====== Material provided
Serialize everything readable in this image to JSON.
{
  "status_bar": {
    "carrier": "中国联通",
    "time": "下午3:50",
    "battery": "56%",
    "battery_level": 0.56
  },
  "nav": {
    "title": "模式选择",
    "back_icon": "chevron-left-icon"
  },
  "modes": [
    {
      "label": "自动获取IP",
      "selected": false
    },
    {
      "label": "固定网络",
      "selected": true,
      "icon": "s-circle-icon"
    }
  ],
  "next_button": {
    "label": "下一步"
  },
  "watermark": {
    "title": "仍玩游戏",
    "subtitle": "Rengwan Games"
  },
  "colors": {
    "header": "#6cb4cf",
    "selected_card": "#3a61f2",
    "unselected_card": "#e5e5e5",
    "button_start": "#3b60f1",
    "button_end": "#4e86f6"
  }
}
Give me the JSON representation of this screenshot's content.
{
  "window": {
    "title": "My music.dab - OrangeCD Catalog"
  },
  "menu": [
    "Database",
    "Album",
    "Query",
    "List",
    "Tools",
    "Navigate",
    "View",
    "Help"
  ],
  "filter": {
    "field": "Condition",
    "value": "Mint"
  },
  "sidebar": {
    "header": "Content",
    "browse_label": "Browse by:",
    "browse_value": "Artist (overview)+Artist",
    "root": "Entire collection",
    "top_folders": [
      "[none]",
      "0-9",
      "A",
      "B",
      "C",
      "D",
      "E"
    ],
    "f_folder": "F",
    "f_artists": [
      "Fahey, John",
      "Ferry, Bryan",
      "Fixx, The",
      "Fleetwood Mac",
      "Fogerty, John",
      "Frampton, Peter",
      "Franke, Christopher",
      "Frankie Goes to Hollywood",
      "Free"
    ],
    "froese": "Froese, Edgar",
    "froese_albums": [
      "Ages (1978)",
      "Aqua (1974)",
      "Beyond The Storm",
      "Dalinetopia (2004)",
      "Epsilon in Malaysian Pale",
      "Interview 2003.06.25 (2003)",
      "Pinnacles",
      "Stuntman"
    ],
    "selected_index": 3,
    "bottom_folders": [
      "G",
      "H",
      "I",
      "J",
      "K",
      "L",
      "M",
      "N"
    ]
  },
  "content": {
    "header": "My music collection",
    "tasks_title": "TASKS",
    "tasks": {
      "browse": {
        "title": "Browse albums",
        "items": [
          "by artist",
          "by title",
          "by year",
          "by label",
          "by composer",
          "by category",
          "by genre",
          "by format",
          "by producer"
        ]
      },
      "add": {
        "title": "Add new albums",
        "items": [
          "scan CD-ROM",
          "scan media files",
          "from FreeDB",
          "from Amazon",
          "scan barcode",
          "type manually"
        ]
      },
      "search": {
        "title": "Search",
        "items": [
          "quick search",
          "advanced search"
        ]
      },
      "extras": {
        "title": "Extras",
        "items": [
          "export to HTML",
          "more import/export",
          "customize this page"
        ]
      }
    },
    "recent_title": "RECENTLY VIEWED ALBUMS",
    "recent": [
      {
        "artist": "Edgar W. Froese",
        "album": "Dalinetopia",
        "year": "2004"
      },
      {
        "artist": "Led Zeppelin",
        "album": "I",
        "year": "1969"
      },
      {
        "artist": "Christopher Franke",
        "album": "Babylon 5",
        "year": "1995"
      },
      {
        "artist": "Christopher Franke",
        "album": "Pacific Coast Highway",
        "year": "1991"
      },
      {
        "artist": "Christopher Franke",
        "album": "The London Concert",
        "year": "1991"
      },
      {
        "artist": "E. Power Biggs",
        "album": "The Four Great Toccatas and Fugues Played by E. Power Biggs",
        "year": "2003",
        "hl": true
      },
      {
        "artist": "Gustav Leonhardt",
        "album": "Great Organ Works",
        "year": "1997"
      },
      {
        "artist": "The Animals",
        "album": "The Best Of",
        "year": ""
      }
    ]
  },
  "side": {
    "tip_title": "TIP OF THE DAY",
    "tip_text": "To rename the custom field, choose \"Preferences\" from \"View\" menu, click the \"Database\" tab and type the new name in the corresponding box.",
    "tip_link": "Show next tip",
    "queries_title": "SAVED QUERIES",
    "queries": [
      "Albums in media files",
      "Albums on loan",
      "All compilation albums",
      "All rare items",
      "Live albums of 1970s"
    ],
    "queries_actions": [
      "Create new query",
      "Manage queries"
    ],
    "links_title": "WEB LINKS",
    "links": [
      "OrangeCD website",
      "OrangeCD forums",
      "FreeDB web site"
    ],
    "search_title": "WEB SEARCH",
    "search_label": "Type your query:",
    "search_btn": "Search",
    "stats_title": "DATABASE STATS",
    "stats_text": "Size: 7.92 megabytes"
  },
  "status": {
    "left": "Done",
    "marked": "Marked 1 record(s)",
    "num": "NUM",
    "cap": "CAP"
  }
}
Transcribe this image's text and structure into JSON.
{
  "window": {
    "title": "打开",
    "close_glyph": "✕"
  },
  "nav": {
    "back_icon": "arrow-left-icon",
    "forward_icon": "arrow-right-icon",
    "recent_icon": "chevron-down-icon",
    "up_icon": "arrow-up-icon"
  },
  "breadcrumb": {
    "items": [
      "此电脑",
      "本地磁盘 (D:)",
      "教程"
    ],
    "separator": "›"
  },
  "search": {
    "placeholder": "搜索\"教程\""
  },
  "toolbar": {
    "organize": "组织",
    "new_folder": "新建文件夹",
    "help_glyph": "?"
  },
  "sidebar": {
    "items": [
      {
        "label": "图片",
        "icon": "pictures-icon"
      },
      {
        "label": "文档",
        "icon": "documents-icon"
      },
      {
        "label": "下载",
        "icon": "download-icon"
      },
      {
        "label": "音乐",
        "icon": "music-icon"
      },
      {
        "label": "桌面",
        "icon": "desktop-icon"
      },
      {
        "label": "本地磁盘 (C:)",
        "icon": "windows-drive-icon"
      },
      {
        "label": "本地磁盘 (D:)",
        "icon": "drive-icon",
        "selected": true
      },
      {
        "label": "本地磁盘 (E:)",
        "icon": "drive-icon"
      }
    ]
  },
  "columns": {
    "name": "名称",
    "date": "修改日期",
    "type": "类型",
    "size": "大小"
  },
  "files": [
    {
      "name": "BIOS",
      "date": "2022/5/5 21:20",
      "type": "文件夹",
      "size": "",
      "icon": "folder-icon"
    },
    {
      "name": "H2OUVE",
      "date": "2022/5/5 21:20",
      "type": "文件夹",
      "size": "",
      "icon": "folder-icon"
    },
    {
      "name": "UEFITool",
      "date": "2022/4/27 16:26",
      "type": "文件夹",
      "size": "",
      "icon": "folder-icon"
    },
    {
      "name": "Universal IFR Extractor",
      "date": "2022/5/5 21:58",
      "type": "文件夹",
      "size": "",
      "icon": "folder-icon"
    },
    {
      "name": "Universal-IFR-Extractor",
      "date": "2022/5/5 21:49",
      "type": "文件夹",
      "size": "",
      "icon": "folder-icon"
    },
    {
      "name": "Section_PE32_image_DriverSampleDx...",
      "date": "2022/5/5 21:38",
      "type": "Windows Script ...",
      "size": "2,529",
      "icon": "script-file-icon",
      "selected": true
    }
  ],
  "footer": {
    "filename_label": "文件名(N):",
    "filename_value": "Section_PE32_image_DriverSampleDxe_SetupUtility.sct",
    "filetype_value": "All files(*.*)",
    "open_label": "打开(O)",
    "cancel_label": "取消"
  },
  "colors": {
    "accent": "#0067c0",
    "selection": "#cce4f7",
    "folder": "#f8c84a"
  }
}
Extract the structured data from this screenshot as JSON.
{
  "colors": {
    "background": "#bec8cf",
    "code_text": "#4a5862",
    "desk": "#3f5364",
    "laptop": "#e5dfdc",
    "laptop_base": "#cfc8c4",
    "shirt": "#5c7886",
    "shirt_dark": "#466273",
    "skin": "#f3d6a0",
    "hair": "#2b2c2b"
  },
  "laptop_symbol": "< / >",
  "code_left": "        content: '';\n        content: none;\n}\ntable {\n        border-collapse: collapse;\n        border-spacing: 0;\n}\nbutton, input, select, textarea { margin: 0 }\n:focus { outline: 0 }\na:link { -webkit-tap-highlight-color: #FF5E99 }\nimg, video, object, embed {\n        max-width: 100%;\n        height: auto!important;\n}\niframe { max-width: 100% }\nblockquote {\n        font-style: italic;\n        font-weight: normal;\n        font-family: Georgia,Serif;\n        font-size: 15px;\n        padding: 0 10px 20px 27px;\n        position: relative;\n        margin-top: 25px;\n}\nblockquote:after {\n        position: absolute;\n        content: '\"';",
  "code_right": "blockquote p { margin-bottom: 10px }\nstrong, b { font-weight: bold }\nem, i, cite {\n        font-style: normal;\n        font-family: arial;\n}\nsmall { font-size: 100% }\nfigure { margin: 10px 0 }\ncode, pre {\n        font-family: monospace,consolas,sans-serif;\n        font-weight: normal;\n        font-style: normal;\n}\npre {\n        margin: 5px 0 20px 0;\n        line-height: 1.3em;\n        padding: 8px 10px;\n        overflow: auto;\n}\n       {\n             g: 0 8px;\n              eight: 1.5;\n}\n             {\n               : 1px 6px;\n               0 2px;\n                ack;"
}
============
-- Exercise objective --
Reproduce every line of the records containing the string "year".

-- Solution to this exercise --
          "by year",
        "year": "2004"
        "year": "1969"
        "year": "1995"
        "year": "1991"
        "year": "1991"
        "year": "2003",
        "year": "1997"
        "year": ""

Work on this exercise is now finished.